“May I have your attention?” Brenda stood on a low coffee table just outside her office. “I wanted to thank everyone for their pitches, but I’ve selected the intern who will break this story wide open for us.”
The interns from the outer cubicles came forward, all eager to hear her announcement. I’d been so cocky about getting the assignment, it just occurred to me that despite my history with Evan, I realistically had a one-in-thirty chance.
My heart leaped up in my throat, making it impossible to breathe.
Rand waggled his eyebrows at me, as if to say the story was his, and I couldn’t even give him a good sarcastic retort since my nerves and displaced heart were threatening to suffocate me.
“The intern I’ve selected is . . . Ashton Bailey!”
Relief washed over me, and there were some mumblings and halfhearted claps in response to Brenda’s announcement.
I’d done it. I’d won.
It was the first step to making all my dreams come true.
“Ashton, can I see you in my office?”
I nodded and hurried forward. I sat back down in the seat I’d recently vacated.
“I want this to be your first priority. Spend your days getting this story. You don’t need to physically be here every day while you’re working on this. Come into the office once a week to check in with me, and send me an email every time you get new information. All of your other responsibilities are suspended. I’ll have the other interns pick up your slack.” Oh, they would love that. “You probably won’t be keeping normal business hours while you investigate, but anything you need to do in order to uncover the truth about Evan Dawson, I want you to do it. Got it?” Brenda’s voice was strong and determined. And strangely invested in getting the result she wanted.
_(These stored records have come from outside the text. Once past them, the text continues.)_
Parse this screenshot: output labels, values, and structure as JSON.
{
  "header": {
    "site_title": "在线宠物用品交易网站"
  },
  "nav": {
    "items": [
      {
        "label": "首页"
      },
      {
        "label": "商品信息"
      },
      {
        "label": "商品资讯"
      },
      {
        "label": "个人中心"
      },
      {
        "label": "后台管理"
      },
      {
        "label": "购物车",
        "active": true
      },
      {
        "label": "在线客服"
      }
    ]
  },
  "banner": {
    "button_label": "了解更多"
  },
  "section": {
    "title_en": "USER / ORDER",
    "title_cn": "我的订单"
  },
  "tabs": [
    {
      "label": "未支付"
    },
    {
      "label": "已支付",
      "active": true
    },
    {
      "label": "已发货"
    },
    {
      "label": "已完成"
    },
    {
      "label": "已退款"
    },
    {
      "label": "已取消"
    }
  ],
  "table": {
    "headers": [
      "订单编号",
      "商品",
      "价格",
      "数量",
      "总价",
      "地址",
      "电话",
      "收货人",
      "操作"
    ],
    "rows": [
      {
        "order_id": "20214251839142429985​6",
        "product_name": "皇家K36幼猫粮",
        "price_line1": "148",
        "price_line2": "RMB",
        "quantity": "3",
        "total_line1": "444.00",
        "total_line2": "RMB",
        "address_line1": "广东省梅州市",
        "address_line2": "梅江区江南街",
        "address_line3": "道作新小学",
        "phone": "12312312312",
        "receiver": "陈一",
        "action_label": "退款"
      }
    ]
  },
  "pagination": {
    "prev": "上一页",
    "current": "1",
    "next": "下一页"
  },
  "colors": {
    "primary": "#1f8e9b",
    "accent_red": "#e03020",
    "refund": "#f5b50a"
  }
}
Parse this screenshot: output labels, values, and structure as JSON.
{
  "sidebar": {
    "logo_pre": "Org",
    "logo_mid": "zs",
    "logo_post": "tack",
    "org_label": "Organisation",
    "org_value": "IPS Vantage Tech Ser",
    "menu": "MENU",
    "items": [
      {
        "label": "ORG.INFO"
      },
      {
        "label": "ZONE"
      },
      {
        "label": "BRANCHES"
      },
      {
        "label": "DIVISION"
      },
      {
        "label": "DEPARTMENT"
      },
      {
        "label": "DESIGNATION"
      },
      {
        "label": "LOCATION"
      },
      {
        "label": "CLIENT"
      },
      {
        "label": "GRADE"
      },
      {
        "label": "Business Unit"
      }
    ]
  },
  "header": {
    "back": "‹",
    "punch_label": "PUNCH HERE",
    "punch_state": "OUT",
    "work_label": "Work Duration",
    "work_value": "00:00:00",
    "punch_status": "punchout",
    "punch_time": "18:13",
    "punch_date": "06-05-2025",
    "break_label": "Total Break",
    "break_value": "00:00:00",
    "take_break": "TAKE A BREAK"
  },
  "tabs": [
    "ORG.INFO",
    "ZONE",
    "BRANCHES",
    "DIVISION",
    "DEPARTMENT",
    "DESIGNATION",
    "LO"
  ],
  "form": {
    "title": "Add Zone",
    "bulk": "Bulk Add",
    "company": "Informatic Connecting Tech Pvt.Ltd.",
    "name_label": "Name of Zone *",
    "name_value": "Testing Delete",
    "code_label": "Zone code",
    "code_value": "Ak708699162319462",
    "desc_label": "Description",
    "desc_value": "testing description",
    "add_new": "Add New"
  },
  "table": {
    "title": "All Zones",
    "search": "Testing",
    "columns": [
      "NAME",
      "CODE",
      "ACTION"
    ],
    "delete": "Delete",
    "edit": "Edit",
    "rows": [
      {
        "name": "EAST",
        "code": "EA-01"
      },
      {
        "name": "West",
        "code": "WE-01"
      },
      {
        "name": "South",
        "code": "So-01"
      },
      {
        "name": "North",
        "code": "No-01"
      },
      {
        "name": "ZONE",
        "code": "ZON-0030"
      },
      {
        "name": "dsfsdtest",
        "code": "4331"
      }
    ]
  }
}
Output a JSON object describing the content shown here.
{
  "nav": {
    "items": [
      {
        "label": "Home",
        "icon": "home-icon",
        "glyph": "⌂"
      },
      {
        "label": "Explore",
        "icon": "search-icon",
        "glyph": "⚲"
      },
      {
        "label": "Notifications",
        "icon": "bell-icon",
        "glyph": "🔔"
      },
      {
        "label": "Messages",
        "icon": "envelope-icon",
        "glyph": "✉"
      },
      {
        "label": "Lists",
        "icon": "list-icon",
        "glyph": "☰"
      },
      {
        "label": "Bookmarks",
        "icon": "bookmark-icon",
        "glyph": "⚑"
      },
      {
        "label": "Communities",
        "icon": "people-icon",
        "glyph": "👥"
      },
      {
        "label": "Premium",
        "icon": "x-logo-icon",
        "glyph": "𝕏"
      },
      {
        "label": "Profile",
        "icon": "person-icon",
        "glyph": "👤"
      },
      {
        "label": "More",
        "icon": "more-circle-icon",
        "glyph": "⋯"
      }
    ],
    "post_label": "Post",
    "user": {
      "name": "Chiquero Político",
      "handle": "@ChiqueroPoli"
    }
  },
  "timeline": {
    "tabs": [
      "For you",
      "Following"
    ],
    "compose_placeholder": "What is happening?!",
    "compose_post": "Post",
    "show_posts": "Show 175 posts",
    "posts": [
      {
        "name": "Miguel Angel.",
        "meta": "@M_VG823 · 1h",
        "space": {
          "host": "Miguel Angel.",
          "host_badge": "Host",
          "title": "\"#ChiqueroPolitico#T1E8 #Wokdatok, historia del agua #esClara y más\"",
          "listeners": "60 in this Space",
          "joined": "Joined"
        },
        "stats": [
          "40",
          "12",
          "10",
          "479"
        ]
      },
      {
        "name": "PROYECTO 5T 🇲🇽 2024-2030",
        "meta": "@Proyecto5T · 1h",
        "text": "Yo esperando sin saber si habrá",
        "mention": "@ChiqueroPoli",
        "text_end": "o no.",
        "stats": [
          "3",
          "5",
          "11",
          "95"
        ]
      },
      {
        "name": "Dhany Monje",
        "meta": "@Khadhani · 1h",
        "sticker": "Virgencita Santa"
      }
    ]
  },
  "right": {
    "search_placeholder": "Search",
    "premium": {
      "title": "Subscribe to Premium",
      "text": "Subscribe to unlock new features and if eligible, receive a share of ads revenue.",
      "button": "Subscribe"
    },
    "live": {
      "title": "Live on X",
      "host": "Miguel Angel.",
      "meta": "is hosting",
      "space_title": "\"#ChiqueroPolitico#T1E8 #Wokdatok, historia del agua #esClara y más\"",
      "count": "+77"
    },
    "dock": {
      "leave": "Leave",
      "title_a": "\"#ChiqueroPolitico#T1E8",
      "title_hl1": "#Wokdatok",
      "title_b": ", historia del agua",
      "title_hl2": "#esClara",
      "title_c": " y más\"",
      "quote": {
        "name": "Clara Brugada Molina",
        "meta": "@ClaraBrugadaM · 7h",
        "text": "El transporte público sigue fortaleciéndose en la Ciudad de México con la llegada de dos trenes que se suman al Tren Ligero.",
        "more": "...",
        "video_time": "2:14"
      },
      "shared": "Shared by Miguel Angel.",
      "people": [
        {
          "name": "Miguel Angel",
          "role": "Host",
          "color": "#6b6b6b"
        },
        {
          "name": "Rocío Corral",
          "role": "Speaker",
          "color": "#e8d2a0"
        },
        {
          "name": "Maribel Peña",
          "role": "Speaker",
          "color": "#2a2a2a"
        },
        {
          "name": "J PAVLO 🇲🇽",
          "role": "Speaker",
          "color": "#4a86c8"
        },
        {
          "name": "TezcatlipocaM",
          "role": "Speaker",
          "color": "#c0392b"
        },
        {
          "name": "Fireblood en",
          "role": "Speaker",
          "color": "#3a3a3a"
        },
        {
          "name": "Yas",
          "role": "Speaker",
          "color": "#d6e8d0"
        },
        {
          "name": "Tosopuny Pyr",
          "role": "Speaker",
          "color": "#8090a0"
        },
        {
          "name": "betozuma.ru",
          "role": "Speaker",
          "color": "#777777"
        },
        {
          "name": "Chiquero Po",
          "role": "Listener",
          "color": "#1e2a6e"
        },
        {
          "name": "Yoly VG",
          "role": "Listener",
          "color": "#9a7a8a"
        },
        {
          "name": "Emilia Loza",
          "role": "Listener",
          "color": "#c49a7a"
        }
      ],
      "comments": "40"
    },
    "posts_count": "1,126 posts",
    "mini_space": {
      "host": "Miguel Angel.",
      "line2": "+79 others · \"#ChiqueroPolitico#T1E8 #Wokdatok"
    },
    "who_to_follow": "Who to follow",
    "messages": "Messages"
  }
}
“Got it,” I said. She was offering me a lot of freedom. Which I planned on taking full advantage of.
When I got to my cubicle, I should have been a good sport about winning, but I couldn’t keep the grin off my face.
“Huh. Maybe I was wrong about Brenda’s preferences,” Rand remarked.
“Stereotypical man. A woman turns you down, she must be gay. I already told you, I’m better at this than you. When are you going to learn that I’m always right?”
He smiled at me, showing that despite our teasing, he didn’t hold a grudge. He’d still take every advantage, but that was just how things worked on this floor.
Despite my bragging to Rand that I was always right, there was something I’d been wrong about.
Apparently Brenda wanted Evan Dawson off that pedestal every bit as much as I did.
It made me wonder why.